(Input for this task):

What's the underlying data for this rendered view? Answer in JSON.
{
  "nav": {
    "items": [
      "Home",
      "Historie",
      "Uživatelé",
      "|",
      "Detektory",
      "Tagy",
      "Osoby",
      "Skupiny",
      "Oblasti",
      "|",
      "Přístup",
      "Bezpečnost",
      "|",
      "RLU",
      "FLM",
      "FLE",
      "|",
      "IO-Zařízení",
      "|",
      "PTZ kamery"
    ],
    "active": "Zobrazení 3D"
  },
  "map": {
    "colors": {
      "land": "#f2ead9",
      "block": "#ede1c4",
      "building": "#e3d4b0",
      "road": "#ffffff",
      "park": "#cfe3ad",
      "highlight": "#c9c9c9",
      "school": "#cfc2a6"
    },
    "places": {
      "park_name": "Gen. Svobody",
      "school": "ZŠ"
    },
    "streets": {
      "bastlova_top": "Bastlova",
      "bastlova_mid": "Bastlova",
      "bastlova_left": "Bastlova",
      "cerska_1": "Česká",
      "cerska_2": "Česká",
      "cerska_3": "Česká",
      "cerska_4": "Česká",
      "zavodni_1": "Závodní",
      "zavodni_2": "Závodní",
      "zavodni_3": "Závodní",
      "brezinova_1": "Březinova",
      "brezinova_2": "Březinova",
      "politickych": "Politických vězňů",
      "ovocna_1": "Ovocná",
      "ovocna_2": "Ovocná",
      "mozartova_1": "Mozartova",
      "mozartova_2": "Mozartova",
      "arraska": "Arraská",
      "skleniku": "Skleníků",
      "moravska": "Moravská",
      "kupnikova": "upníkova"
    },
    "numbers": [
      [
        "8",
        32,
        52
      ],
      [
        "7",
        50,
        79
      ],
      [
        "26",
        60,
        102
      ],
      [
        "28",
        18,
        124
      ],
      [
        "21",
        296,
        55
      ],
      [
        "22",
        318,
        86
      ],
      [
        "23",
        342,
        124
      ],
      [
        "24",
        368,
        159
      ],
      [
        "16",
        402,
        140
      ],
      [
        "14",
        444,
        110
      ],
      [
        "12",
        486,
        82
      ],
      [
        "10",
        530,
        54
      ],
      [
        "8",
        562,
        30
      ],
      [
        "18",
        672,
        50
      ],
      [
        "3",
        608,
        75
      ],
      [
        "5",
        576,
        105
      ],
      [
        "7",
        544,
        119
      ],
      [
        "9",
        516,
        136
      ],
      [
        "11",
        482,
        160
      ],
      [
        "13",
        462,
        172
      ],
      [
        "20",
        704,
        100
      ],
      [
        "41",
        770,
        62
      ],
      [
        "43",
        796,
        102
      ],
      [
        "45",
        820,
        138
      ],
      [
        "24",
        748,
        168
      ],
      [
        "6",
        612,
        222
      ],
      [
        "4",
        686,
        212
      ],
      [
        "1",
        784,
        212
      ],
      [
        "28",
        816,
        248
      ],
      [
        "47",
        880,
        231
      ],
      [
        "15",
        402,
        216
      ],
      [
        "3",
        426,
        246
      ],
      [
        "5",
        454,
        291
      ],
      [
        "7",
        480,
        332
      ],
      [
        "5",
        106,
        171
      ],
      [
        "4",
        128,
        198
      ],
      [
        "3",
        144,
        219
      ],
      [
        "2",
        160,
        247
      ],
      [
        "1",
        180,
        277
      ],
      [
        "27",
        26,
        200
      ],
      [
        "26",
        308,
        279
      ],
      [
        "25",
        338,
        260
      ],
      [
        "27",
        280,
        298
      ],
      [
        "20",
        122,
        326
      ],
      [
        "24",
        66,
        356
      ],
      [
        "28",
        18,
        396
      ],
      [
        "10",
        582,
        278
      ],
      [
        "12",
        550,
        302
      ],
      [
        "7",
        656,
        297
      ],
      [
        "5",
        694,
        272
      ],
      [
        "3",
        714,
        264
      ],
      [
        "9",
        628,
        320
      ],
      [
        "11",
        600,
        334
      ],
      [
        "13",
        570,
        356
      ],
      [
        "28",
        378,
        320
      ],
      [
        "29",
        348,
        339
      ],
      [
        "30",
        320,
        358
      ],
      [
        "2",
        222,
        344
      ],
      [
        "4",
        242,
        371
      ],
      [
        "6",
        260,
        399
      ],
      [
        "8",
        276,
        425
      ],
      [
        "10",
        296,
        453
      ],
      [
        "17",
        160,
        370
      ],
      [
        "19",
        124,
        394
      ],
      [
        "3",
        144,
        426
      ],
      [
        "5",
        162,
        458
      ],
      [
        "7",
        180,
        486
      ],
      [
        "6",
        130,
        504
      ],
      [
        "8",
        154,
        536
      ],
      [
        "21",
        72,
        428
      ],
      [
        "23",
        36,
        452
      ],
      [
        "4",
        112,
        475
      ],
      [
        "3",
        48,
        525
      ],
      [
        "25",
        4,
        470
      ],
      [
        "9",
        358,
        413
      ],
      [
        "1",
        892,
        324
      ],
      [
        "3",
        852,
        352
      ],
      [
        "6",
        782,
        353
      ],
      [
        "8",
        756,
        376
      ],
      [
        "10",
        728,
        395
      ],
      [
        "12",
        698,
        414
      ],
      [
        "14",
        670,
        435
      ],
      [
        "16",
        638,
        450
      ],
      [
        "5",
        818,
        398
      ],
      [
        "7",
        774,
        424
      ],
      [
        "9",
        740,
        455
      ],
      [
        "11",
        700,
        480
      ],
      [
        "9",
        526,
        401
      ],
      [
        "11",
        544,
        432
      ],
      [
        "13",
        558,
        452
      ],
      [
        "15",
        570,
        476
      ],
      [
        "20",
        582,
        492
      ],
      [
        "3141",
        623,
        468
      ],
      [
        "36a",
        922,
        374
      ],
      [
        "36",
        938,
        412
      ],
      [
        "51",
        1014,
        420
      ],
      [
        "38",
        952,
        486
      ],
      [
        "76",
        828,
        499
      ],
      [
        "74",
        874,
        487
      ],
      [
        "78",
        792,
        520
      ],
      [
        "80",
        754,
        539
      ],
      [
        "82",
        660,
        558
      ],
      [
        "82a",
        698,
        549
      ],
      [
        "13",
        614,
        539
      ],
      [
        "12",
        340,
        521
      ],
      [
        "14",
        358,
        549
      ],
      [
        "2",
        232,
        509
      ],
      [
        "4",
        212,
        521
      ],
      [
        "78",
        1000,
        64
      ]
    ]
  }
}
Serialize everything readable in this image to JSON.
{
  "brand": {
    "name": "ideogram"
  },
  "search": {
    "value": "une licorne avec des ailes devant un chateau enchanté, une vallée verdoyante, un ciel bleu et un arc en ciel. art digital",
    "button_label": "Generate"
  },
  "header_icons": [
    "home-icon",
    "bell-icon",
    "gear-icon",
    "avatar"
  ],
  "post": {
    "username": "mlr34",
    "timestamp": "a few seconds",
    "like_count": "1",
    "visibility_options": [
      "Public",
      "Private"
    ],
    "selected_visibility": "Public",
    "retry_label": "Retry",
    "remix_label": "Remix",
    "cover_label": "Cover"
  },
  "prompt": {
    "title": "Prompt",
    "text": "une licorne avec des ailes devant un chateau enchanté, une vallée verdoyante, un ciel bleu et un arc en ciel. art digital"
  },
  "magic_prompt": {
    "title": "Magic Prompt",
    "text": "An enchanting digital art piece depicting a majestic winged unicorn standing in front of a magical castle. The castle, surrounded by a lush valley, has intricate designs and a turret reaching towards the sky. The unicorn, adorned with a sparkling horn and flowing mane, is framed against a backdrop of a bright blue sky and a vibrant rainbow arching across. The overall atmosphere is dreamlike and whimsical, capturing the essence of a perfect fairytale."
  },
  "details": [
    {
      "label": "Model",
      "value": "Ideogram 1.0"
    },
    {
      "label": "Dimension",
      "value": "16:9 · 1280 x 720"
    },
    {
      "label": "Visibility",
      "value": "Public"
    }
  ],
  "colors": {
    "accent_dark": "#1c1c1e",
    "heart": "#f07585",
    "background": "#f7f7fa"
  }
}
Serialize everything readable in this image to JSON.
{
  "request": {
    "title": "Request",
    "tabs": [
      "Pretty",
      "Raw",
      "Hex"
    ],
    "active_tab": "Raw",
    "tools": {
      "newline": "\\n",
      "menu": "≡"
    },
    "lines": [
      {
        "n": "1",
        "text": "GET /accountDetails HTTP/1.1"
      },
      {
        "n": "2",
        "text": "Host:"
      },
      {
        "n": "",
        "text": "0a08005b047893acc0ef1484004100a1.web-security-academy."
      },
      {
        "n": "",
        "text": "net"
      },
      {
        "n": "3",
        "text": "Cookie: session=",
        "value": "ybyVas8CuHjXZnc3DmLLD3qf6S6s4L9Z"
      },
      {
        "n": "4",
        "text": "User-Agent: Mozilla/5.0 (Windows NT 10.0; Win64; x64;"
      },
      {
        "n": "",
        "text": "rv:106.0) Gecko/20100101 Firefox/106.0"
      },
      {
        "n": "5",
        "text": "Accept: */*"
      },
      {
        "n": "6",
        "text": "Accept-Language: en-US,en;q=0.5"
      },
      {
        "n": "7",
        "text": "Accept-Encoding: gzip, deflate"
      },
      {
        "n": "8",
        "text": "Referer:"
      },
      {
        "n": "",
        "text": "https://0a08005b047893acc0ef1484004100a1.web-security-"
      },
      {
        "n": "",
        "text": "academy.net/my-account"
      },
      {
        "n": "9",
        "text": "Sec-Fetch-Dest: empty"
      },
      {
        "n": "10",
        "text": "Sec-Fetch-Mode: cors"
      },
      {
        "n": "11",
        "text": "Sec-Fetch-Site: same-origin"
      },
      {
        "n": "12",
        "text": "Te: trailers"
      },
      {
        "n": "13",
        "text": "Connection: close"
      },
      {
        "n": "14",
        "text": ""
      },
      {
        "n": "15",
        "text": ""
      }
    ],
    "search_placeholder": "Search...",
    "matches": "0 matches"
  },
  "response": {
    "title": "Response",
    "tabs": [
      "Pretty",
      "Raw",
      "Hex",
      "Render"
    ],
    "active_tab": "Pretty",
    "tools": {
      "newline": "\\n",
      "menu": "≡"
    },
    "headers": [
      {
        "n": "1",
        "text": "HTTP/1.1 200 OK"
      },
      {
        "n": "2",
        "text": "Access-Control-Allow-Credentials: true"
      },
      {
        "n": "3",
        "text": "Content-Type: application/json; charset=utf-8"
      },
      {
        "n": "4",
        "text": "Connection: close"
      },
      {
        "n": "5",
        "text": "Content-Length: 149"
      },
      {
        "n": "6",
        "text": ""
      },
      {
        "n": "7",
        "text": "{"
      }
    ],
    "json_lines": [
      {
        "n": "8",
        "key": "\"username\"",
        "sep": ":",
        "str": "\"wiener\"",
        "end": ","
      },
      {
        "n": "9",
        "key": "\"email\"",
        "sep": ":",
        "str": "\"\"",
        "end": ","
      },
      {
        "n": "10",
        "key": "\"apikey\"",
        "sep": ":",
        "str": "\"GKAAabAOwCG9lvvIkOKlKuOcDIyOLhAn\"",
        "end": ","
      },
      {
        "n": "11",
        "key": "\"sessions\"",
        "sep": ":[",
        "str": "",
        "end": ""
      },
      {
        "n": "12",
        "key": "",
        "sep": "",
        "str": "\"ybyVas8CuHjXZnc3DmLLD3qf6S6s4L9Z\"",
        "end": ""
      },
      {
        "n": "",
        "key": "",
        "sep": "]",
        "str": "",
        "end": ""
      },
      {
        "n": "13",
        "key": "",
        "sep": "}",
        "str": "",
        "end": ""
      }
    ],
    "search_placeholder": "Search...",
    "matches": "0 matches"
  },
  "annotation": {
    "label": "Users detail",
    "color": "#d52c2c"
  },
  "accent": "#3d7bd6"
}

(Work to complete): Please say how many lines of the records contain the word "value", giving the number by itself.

(Task response): 5